Like Communist Russia, Poland was also a new nation, though of a very different kind. The Bolsheviks only needed to overthrow the Tsarist government to take over the Russian state: the Poles had to create their own state. Though the seventeenth-century Polish-Lithuanian Commonwealth had extended deep into present-day Russia and Ukraine, Poland as an independent nation had been snuffed out in the eighteenth century, its territory partitioned between the Russian, German and Austrian empires. When those empires collapsed after World War I, the Poles took advantage of the chaos to resurrect their nation.
Yet as they had for centuries, Poland and Russia again would go to war. One reason was rival claims for the borderlands between the two nations—those "bloodlands" of Belarus and Ukraine that were perpetual battlefields. The deeper cause was geography; a glance at the map shows that the land bridge from Moscow to Berlin runs through Poland, whose unfortunate fate was to be wedged between Germany and Russia.
The Bolsheviks saw Poland as a semifeudal state of nobles and rich landowners exploiting the workers and peasants. The Poles feared the Red Army would march through Poland on the way to Germany, and never leave. Ironically, the Poles had refused British entreaties to help the Whites defeat the Reds for fear that the former Tsar's generals would be just as likely to reclaim Poland for the Russian empire.
War would pit David-ski versus Goliath-ovitch. Britain and France rated Poland's chances for victory as nil against a Russian colossus endowed with vastly superior manpower and resources. But the West had not reckoned on the force of Polish nationalism and the powerful personality of Field Marshal Josef Pilsudski, the self-taught general who proved far shrewder than the professional military officers who had so badly bungled Verdun and the Somme.
Peace talks continued while both sides prepared for war. Poland struck first, launching a preemptive offensive in April 1919 that swiftly seized Kiev. But they failed in their goal to destroy the retreating Russian armies and, even worse, discovered that the Ukrainians hated Polish occupation as much as they did the Bolsheviks. Poland also learned that nationalism cuts both ways; thousands of patriotic Tsarist officers, a group once targeted for murder by the Communists, now offered their professional expertise to the Red Army in patriotic outrage against the Polish attack.

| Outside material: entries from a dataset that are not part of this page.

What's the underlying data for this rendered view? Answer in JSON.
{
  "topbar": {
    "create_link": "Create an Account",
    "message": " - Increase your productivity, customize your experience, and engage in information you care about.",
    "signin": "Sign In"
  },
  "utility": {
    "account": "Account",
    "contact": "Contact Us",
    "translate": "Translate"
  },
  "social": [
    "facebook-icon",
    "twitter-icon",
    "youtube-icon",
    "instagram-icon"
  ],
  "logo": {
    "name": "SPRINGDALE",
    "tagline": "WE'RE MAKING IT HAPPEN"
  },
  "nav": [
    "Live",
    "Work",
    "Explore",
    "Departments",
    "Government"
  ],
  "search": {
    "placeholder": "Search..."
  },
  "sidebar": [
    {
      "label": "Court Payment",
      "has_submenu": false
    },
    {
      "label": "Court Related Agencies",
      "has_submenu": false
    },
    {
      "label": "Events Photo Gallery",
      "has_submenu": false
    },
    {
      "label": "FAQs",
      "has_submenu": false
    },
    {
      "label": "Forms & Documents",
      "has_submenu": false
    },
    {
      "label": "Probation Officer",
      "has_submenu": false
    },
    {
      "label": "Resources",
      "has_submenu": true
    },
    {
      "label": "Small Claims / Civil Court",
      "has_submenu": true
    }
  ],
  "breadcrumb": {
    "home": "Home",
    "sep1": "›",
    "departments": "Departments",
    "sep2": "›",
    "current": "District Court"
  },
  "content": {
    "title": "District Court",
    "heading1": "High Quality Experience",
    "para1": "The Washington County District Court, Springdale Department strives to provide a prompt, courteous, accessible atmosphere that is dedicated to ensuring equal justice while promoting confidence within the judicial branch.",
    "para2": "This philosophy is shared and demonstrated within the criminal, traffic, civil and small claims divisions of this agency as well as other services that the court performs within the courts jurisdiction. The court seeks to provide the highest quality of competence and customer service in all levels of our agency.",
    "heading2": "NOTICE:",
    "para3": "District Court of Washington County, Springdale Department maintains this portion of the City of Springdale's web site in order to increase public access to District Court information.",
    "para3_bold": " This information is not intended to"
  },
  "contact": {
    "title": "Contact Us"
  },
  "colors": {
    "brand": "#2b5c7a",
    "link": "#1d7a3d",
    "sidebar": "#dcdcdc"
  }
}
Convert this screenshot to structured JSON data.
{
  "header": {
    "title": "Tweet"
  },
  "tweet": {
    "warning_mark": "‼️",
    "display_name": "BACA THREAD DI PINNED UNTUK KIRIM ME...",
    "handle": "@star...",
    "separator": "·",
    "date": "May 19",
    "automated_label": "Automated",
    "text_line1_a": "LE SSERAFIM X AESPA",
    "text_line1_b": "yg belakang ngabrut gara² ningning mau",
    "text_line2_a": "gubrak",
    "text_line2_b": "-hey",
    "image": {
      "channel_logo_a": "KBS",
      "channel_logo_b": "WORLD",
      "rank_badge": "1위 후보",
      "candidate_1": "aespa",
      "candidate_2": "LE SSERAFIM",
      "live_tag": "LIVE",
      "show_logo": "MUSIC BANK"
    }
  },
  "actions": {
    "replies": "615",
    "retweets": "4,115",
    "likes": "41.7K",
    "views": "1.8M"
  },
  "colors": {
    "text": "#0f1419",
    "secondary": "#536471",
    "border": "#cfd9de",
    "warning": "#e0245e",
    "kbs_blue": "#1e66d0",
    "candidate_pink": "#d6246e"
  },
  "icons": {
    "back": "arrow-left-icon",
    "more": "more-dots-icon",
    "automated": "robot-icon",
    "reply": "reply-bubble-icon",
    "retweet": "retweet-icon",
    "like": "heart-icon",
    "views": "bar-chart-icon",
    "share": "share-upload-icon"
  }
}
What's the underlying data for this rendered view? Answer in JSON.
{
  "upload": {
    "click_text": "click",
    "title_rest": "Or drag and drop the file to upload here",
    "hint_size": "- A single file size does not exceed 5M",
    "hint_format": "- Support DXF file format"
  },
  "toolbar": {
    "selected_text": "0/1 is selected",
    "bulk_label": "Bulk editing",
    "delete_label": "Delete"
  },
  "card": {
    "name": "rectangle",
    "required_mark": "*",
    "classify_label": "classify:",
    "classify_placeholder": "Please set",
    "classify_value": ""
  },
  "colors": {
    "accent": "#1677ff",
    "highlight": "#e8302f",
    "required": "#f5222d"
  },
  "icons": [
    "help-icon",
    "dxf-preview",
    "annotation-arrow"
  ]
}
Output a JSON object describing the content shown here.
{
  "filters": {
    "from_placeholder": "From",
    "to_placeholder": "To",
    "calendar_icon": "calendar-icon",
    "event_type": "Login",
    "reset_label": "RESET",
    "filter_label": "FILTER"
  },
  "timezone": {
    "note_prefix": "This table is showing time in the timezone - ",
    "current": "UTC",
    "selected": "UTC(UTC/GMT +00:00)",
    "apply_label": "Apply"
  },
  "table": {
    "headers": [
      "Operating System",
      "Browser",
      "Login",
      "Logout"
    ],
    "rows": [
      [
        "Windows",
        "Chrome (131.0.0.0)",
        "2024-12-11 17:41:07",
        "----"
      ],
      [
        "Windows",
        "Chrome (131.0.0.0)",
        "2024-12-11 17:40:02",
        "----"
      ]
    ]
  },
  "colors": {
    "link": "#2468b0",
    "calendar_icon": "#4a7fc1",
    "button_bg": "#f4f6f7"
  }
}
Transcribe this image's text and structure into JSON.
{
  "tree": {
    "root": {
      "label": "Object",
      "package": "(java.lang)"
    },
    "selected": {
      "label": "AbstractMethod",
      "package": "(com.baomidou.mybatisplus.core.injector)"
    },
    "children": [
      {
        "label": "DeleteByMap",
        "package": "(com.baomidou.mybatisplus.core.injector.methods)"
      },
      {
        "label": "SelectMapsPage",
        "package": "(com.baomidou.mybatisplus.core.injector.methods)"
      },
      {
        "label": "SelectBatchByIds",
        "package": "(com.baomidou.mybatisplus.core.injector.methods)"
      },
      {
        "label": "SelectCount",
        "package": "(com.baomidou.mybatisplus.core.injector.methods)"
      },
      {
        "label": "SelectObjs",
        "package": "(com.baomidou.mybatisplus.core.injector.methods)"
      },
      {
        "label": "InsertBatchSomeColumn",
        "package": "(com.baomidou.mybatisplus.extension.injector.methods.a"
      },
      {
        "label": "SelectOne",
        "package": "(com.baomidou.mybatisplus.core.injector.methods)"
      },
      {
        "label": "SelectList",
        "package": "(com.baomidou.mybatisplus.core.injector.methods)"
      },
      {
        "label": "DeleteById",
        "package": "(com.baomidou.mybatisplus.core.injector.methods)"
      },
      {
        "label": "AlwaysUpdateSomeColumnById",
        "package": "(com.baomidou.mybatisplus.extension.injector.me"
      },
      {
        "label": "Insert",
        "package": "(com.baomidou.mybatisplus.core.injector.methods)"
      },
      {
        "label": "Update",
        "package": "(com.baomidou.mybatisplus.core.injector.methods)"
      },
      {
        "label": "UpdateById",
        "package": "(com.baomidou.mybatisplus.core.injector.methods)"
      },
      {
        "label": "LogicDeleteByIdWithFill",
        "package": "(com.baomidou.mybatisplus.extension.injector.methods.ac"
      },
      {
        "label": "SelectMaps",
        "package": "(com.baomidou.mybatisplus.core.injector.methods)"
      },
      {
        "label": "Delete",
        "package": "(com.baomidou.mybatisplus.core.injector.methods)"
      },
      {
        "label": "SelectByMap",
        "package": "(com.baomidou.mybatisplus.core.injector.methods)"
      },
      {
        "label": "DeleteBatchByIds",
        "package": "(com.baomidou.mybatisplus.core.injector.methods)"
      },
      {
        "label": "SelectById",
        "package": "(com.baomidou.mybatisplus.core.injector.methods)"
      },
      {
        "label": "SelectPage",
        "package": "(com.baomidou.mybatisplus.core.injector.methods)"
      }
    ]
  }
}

The tide turned against Poland. Led by Marshal Mikhail Tukhachevsky, the genius of mechanized warfare later executed by Stalin, the heavily reinforced Russian armies marched on Warsaw, driving the outnumbered and outgunned Polish forces before them.
The fighting was epic, colorful and merciless. The Poles raised divisions of enthusiastic but inexperienced and poorly armed volunteers, leavened by their countrymen who had learned soldiering in the armies of Germany, Austria and Russia. From America came the Kosciuszko Squadron of American volunteer pilots. From France came the Blue Army, a Polish force trained and equipped by the the Allies to fight on the Western Front, and which even brought its own tanks.
But the Bolsheviks had their 1st Cavalry Army, the dreaded Konarmiya, a horde of thousands of fast, hard-hitting horsemen led by mustachioed Marshal Semyon Budyonny. Russia also had sympathizers abroad; British dockworkers and German and Czech railwaymen heeded Moscow's call to save the socialist motherland and refuse to load supplies for Poland. Just as in 1939, Britain and France promised support but did little, other than to send a few advisers (Charles de Gaulle among them) who claimed much credit but contributed very little to the Polish war effort.